▶ **YOUR OBJECTIVE**
Every line of the records below that holds the word "Original" belongs in the answer.

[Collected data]

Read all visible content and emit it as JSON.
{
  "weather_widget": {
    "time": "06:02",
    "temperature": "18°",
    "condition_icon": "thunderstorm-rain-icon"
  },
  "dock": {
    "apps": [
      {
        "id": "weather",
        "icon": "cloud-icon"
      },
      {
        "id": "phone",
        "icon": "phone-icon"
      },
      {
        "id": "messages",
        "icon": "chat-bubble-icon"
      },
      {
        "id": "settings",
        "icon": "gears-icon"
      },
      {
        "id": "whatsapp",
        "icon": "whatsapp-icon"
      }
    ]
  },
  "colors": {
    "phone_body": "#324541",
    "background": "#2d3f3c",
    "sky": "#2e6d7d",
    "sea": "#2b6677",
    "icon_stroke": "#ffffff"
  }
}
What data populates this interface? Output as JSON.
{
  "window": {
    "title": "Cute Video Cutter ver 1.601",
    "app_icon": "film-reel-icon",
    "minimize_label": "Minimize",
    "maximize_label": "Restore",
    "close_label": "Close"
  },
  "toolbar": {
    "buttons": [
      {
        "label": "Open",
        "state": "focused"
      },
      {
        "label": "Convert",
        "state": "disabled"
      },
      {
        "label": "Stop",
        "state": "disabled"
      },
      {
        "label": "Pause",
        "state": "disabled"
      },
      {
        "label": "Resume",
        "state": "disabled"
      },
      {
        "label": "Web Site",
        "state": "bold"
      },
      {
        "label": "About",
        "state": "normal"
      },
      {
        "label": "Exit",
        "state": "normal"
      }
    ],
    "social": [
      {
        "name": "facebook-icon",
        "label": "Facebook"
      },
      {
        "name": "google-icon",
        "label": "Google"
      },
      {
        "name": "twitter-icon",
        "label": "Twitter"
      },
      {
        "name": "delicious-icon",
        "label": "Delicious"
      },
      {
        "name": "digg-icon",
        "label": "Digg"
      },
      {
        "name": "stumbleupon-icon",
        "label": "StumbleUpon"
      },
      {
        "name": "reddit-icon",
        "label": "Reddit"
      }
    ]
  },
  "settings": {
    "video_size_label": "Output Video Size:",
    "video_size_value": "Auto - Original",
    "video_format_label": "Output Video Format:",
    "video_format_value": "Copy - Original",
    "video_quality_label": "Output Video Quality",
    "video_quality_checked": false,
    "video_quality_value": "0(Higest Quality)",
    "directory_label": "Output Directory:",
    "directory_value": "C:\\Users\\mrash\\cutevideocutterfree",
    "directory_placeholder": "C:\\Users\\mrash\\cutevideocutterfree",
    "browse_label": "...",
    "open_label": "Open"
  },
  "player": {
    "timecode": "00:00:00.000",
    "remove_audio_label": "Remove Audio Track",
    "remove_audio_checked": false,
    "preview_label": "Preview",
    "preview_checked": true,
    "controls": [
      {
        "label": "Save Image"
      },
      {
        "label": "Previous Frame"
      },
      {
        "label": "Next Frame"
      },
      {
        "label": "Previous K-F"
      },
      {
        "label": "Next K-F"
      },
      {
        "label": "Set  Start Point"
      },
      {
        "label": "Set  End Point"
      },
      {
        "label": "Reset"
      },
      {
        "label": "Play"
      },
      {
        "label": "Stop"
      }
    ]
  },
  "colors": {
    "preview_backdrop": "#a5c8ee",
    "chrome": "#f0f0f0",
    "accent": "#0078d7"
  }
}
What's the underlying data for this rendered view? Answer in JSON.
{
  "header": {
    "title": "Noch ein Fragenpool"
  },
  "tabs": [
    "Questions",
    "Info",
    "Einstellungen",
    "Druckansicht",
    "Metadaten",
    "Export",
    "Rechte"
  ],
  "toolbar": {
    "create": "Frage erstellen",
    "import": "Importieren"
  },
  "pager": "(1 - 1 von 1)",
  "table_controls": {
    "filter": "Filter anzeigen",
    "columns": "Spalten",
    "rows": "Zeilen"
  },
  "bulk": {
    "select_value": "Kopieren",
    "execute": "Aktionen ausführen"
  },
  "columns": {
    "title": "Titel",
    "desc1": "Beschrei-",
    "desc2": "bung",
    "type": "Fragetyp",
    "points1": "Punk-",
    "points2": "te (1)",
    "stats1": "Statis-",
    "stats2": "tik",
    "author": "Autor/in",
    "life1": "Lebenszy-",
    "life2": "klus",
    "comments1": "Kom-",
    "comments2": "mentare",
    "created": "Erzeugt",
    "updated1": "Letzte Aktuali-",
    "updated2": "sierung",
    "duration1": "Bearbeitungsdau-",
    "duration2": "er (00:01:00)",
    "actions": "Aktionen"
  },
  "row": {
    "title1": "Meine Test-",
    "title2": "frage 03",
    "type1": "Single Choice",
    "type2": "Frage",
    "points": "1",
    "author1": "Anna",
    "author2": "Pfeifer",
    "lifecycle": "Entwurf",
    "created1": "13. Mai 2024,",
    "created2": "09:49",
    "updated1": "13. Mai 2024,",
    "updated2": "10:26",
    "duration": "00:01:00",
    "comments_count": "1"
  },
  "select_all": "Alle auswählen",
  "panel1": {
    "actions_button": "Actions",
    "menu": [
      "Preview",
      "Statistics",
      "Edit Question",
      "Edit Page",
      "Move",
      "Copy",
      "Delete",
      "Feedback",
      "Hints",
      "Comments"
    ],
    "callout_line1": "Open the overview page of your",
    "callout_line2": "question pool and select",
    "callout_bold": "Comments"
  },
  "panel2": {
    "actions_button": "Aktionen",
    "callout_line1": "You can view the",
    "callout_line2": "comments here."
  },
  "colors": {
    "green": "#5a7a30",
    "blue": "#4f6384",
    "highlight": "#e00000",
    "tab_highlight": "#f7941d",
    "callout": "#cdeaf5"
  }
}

▶ **RESULT**
    "video_size_value": "Auto - Original",
    "video_format_value": "Copy - Original",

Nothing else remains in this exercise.